He’s had to learn other lessons too. When he put a $4,000 sign outside the funeral home spelling out his business’s name in English and Chinese he used the same Chinese characters he’d had printed on his business cards. Within a month two people told him he should change the sign because it included the character for death, an inauspicious symbol that people didn’t want to see looming over the street. He quickly shelled out $875 for a more culturally sensitive translation.

Bernie drives up Canal Street toward Chinatown to give the man the traditional last tour of his community. The quickest route would be on Halsted, but the cars can’t retrace their path because an evil spirit that follows the dead might catch up with them. The family members could toss hell money out of their car windows to appease the spirit, but no one does.

Bernie drives 12 miles per hour up Wentworth, then turns onto the freeway ramp and leads the funeral procession to Stickney, where the man will be buried in the Chinese section of Mount Auburn Memorial Park.

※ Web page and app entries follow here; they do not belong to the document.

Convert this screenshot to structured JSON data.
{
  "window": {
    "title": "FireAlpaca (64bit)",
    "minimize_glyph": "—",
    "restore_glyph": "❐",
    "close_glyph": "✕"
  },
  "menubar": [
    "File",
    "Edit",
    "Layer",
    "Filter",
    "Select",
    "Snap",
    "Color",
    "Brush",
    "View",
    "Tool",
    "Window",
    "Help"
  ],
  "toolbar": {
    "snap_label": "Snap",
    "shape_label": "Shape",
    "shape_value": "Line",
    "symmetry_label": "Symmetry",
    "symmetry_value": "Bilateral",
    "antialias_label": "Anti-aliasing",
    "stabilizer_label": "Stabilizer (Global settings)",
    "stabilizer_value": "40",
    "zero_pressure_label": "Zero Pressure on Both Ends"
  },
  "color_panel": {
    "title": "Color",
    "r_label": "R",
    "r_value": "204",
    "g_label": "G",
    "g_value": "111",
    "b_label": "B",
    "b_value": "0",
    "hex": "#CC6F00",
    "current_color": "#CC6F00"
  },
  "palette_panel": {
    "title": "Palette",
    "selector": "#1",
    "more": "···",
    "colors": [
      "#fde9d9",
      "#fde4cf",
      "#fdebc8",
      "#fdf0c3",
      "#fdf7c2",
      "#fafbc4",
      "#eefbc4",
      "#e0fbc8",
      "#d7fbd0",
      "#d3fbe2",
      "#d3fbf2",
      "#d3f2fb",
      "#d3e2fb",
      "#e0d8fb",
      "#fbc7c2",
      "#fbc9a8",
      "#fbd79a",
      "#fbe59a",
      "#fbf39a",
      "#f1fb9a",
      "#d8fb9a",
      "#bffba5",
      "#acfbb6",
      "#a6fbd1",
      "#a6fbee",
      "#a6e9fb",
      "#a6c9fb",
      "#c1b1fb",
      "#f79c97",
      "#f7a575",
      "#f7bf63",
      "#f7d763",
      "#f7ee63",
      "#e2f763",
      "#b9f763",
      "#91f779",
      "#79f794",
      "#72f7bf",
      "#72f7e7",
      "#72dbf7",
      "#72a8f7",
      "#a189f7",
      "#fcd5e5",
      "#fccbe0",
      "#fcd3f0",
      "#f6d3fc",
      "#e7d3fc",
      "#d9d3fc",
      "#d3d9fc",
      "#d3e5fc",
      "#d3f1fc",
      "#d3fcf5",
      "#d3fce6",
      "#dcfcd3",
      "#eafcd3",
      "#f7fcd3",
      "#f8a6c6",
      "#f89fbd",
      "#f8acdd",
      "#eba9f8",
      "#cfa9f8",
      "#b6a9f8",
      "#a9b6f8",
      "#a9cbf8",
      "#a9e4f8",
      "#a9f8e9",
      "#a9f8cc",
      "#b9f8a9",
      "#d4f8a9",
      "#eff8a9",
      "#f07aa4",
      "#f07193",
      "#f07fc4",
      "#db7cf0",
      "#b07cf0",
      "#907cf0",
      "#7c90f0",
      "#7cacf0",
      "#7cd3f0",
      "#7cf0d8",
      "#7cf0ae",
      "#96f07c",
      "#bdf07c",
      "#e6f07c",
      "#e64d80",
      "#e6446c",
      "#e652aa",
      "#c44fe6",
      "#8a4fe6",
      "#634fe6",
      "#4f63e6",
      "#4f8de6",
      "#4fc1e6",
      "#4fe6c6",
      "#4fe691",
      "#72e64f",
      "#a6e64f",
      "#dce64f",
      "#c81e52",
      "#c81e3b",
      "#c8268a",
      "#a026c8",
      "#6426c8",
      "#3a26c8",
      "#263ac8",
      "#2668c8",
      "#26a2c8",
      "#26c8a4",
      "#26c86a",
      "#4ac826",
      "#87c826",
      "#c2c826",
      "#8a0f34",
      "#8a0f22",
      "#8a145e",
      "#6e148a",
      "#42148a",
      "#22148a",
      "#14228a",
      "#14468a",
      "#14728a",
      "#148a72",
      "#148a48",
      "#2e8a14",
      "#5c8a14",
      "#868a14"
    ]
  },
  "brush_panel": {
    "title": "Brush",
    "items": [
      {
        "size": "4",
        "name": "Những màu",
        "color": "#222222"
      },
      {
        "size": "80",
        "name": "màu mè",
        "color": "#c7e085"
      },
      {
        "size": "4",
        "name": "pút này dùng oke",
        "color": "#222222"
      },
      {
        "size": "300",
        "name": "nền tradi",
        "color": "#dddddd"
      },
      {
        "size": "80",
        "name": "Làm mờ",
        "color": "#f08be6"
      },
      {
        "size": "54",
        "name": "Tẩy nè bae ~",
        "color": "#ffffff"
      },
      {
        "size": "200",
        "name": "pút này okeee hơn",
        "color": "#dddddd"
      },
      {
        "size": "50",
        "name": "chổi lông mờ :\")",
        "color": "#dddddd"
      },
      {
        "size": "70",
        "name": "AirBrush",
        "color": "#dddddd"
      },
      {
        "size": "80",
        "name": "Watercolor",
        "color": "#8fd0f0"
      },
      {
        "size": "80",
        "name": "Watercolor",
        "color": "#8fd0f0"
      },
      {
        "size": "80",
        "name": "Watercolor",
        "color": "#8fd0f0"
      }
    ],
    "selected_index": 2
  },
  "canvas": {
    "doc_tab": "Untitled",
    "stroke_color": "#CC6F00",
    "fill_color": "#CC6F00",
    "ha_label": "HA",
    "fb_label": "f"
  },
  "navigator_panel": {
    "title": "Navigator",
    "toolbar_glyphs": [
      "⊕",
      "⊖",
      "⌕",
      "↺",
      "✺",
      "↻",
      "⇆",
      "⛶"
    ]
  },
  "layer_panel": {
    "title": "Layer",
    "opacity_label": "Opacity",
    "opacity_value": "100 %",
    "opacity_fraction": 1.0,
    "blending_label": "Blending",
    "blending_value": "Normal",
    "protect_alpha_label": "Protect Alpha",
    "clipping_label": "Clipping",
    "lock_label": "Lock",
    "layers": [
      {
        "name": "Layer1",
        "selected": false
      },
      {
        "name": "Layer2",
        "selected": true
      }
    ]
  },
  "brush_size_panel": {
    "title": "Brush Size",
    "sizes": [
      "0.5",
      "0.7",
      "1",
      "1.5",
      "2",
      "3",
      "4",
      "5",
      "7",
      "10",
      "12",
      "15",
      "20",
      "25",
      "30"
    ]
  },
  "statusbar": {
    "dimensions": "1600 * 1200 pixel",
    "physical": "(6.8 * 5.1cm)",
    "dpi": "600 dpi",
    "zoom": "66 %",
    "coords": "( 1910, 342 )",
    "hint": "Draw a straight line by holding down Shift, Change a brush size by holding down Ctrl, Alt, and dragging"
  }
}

At the cemetery Bernie shows the widow and her two grown children to their seats. Standing in front of two floral pieces with a framed photograph of the deceased man by his feet, he reads a quote from Socrates, though he can barely be heard over the din of power saws chopping tree branches nearby. He closes with a poem by Percy Bysshe Shelley.

The friends of the family then walk up and lay white carnations on the casket. The pallbearers and the family members strip off their white gloves and armbands, and the widow removes her black shroud. All are laid atop the carnations. As the two graveyard workers lower the casket into the ground, everyone except the widow and her children turns their back.

Art accompanying story in printed newspaper (not available in this archive): photos/Saverio Truglia.